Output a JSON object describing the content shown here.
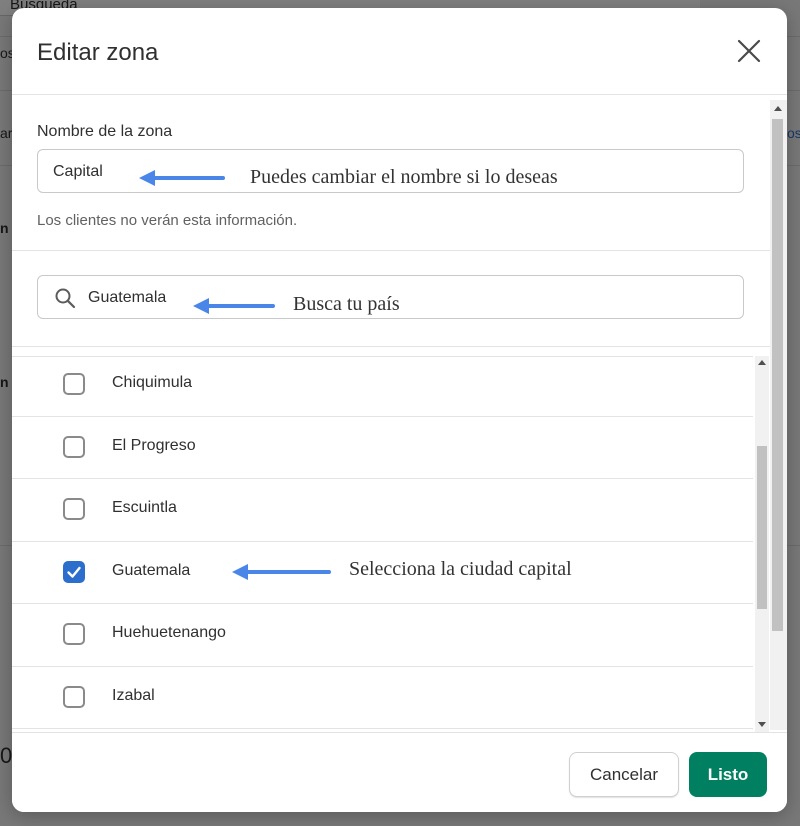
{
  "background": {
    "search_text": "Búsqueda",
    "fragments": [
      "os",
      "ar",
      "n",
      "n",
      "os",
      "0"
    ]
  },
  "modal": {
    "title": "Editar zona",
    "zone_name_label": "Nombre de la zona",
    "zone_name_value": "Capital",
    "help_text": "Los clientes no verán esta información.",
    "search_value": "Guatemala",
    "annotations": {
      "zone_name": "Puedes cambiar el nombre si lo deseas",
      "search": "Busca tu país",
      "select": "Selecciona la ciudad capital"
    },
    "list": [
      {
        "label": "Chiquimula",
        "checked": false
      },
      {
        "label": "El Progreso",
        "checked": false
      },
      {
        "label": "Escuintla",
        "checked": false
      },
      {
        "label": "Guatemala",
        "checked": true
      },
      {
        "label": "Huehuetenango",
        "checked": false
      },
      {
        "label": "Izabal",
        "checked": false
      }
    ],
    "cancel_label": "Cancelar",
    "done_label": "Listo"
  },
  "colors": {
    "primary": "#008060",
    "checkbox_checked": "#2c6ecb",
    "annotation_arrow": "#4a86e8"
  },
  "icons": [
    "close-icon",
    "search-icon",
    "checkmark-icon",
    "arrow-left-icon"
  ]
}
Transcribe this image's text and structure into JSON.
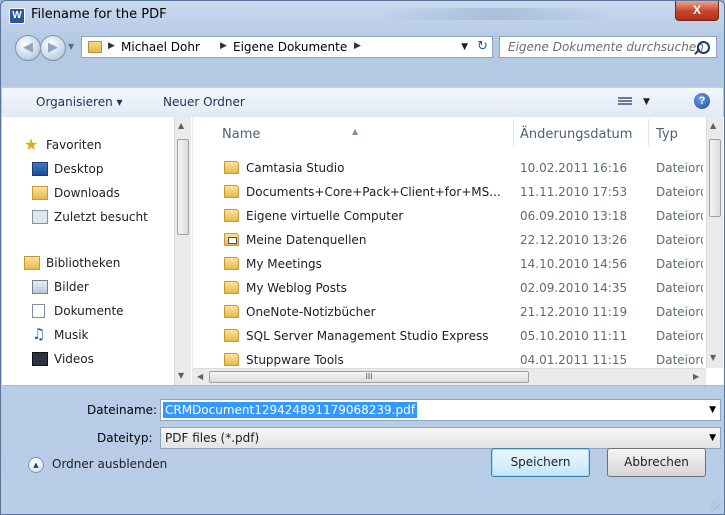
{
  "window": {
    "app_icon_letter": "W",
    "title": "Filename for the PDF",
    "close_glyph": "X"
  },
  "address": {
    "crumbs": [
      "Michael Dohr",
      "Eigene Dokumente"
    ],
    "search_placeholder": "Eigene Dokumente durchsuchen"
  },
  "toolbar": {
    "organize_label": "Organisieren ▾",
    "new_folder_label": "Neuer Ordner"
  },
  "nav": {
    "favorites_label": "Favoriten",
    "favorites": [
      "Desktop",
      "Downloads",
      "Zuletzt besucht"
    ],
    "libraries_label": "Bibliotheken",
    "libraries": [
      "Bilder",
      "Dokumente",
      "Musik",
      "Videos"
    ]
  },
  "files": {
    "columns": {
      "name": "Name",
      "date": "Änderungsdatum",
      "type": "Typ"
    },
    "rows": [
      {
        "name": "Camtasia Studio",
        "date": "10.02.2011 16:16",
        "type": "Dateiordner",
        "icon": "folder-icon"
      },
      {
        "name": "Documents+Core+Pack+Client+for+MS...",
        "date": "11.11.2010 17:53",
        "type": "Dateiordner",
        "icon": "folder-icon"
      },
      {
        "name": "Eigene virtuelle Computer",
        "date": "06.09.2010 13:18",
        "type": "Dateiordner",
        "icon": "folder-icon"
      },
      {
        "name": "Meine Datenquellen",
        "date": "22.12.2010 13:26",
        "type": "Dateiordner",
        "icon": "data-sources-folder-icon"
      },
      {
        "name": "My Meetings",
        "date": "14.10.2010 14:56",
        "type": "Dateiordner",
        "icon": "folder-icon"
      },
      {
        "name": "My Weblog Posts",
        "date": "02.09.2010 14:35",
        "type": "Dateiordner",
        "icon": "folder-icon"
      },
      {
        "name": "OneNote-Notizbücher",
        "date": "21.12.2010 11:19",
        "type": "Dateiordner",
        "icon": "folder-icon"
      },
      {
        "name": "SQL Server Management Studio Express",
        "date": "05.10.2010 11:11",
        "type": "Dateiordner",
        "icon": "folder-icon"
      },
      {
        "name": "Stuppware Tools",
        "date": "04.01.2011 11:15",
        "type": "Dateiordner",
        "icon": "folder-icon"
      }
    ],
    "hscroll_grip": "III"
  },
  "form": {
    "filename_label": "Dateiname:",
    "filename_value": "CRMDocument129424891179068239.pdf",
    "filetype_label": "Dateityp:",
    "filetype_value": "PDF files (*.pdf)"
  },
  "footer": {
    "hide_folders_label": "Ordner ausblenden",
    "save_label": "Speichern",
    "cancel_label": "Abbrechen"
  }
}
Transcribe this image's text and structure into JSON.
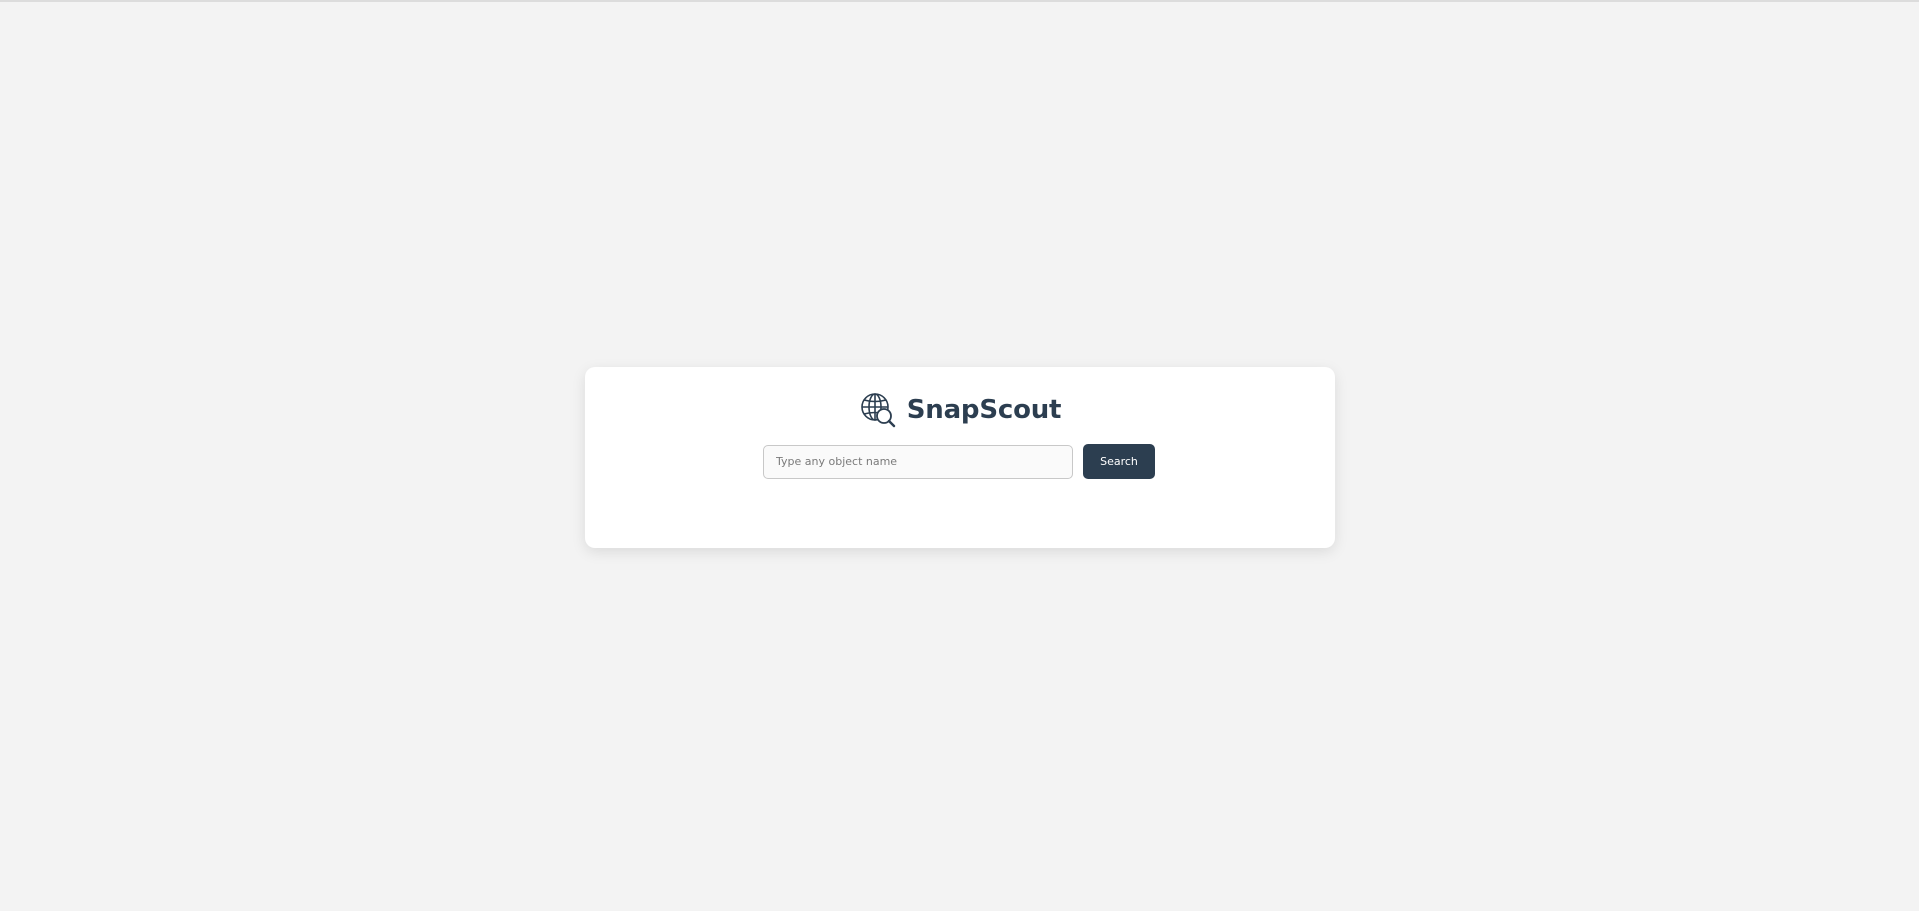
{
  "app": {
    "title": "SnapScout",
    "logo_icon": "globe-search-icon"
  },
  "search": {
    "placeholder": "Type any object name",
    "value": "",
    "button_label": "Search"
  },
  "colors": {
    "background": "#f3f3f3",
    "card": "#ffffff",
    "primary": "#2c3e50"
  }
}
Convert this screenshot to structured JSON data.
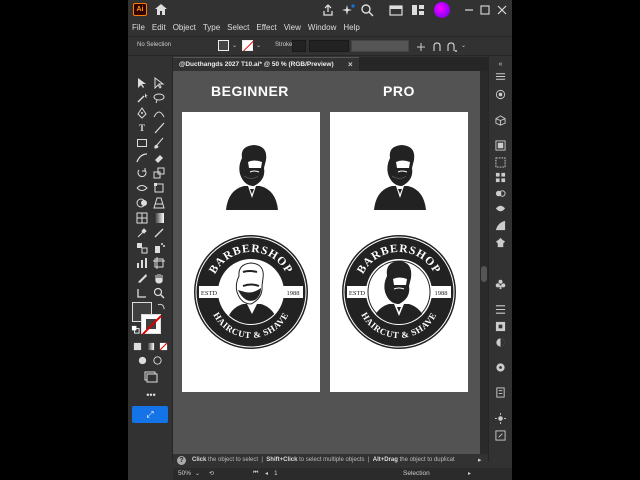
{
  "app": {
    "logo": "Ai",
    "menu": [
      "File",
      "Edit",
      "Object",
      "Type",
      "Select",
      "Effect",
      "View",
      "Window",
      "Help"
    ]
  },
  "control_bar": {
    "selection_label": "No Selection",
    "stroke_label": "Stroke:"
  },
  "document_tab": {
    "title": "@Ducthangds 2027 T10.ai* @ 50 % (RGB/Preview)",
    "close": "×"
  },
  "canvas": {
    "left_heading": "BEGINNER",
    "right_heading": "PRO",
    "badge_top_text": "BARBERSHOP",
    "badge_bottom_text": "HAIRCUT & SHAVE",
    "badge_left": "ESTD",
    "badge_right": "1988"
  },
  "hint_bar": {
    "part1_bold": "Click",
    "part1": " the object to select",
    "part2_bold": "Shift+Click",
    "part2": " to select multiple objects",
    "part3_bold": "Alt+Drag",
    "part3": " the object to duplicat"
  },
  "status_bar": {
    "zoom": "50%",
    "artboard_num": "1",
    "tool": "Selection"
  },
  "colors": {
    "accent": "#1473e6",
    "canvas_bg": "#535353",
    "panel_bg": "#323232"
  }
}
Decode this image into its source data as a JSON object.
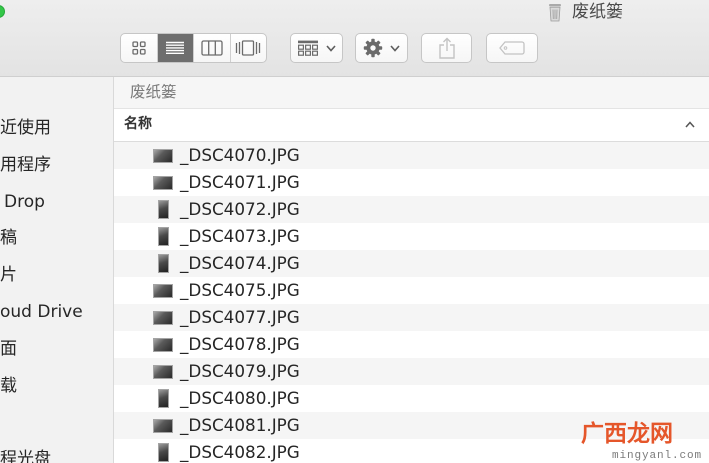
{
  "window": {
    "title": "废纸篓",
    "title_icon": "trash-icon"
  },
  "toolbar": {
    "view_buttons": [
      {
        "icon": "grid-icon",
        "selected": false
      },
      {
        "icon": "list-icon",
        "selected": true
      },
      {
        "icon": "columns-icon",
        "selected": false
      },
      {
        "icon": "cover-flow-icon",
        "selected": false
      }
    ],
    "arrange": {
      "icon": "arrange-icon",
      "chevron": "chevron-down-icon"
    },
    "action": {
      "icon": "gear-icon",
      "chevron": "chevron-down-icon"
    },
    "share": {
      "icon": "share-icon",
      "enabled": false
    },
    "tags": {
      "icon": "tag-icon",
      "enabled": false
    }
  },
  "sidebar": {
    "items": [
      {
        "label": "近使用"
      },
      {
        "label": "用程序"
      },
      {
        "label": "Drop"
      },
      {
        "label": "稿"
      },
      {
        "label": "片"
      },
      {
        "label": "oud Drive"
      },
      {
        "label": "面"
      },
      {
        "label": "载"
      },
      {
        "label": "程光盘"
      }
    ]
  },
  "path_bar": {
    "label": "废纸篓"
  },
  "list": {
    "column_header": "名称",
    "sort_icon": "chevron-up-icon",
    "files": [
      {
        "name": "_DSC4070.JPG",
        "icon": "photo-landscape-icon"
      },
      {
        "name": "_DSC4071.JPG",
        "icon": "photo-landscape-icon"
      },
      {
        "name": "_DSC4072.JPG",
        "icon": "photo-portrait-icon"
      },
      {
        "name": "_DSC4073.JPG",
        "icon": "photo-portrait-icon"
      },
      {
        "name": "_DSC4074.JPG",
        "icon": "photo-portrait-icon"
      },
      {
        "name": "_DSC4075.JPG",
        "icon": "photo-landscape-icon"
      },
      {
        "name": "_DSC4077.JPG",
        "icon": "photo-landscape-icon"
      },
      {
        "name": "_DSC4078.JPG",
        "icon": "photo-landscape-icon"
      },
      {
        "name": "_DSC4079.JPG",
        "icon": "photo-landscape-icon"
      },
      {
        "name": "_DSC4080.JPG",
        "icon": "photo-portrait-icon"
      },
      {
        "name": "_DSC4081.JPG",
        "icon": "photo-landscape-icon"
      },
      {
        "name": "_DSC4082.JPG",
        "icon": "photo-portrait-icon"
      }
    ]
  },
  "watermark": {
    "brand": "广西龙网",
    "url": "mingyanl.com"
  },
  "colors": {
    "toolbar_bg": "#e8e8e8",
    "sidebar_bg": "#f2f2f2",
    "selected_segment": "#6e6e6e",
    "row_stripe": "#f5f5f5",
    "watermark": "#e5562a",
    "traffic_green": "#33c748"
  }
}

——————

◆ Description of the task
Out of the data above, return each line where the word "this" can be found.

◆ Written response
Transcribe this image's text and structure into JSON.
Transcribe this image's text and structure into JSON.
Convert this screenshot to structured JSON data.
Decode this image into its source data as a JSON object.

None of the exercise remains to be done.